It's that time of year again, and all around the U.S., Americans are roasting the turkeys, decking the halls, and shouting the age-old cry:
"Mom and Dad are on the way -- hide the booze!"
Yes, the folks are coming to spend time with you for the holidays. Aren't you glad? This means you need to get rid of the many items in your house that they disapprove of: alcohol, prescriptions, stacks of cash -- you know, all the things that make life worth living.
To that end, we here at the Center for Holiday Happiness have come up with 10 Things to Hide When Your Parents Visit for the Holidays, a definitive list to use at Thanksgiving, Christmas, or just anytime the folks come to town.
Grab the beer from the fridge, the vodka from the freezer, the wine from the pantry -- there is no merriment when parents visit, no. Silent judgment. That's the order of the day.
The best place to stash the hooch? Way back in the closet or under the bed. Far enough away from prying eyes, but still close enough to take a swig if you need it.
And you will need it.
Now, you may have folks who are cool enough to chill out and have a drink with you. If so, you should know two things: 1) You are a lucky bastard; and 2) The rest of us hate you.
Your antidepressants, your sleep aids, your anti-anxiety pills -- anything that keeps you from jumping off a bridge or strangling someone. Yeah. Stash those suckers pronto. But take it from us here at the Center for Holiday Happiness: Remember where you put them. We hid a box of scripts in 2007 that we still haven't found, and we miss it.
Your mother is a kind, sweet, loving woman. She is also a raging kleptomaniac, at least when it comes to photographs of the grandchildren. Though you give her plenty of photos, she cannot restrain herself from raiding the albums when you're not looking, and when she goes home, you're left with page after page of empty slots where the kids' images used to be.
But if you try to take your own baby pictures from her house?
She will cut you. No questions asked.
7. Stuff you stole from them
People of a certain age end up with a lot of crap, so most older parents have three of everything. Except in the case of baby pictures, mothers and fathers are a generous lot, and anyway, will they really miss what you took? The cordless drill, the record player, the 2005 Buick LeSabre? We think not, but best to tuck these things away until they leave.
6. Credit card bills/Past-due notices/All your mail

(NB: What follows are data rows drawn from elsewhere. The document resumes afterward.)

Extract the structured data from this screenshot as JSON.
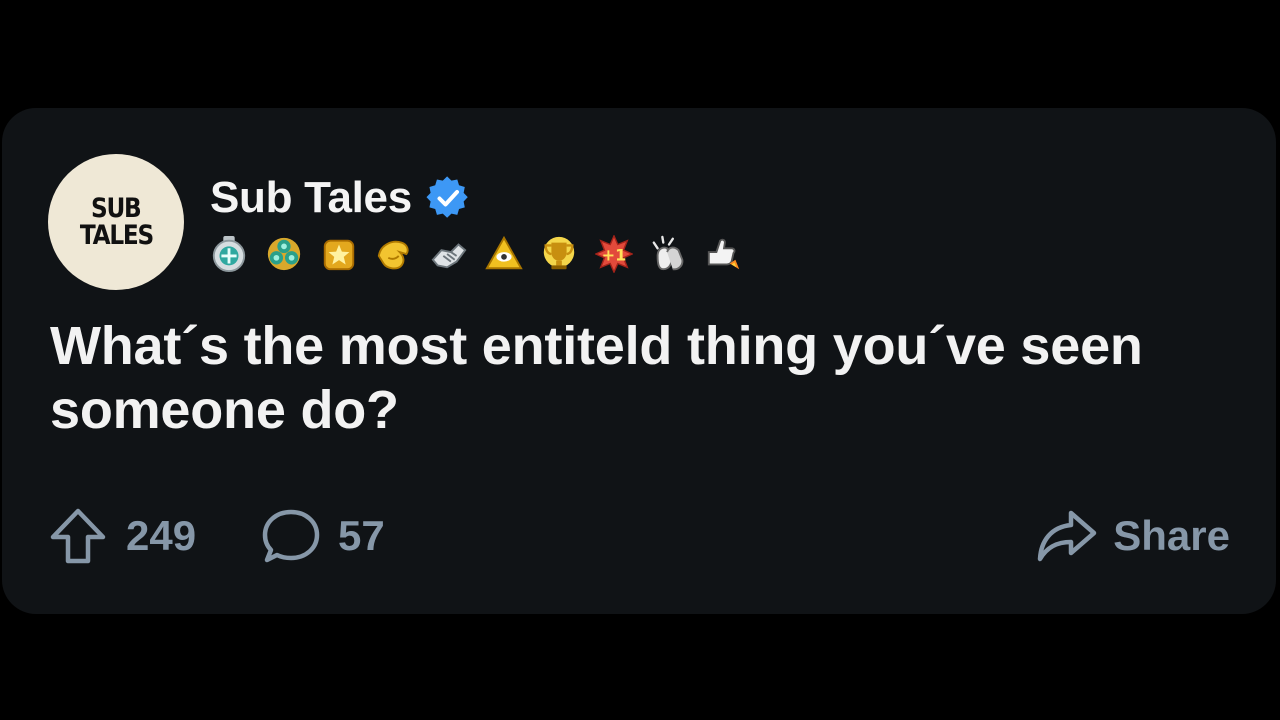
{
  "post": {
    "avatar": {
      "line1": "SUB",
      "line2": "TALES"
    },
    "author": "Sub Tales",
    "verified_icon": "verified-check-icon",
    "badges": [
      "silver-medal-award",
      "clover-award",
      "gold-star-award",
      "golden-hand-award",
      "handshake-award",
      "eye-pyramid-award",
      "trophy-award",
      "plus-one-award",
      "clapping-hands-award",
      "rocket-thumbs-up-award"
    ],
    "title": "What´s the most entiteld thing you´ve seen someone do?",
    "upvotes": "249",
    "comments": "57",
    "share_label": "Share"
  },
  "colors": {
    "background": "#000000",
    "card": "#101316",
    "text": "#f2f2f2",
    "muted": "#8697a8",
    "avatar_bg": "#efe8d6",
    "verified": "#3d98f5"
  }
}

Your mom and dad warned you not to get those credit cards. Your mom and dad warned you not to buy that sports car. Your mom and dad warned you not to . . .
Aw, hell. Where's the booze?
5. Items that may or may not require AA batteries
Here at the Center for Holiday Happiness, we may or may not have an acquaintance whose father was looking for toilet paper in his daughter's bathroom cabinet, only to find -- and then accidentally turn on -- an item made of medical grade silicone that may or may not have required AA batteries. Whether the gentleman knew what the device was or not is unclear.
He never spoke again.
4. Your browser history
Sure, lots of our folks aren't technically savvy enough to know what "Ctrl H" does. But Dad definitely knows how to hit the "back" button, and you might want to monitor what he sees when he boots up your laptop for his early morning round of Candy Crush. The man does have a heart condition.
3. Modern technology
(Also known as, "Ooh, that's so neat! What is it? I want one!")
iPhones, iPads, Kindles, Nooks -- these are amazing things, when one knows what one is doing.
When one doesn't know what one is doing, one buys one anyway, calls their adult offspring at work, and then engages in confusing hour-long phone conversations that cause rage, high blood pressure and unemployment.
So do yourself a favor. Keep your sanity. Keep your job. Hide your iPad. Immediately.
Sure, the extent of your smut collection is one ancient VHS tape someone gave you at your bachelor or bachelorette party. Sure it is.
And you only keep it for nostalgic reasons. Sure you do.
But be advised that this is the very tape Granny will find, after reaching wayyy back into your video cabinet. She'll squint through her bi-focals, say, "Oh -- I love this movie!" and shove Forrest Hump into the VCR before you can sprint back in from the kitchen.
You were warned.
And the number one thing to hide when your parents visit for the holidays is:
1. Your whereabouts
Seriously. Save yourself the trouble of shielding the folks from your shame, your vices, your Forrest Hump. That's right. Why hide a few things, when you can lock the front door and hide EVERYTHING.
Hey -- Hawaii is lovely this time of year.
And don't forget the booze.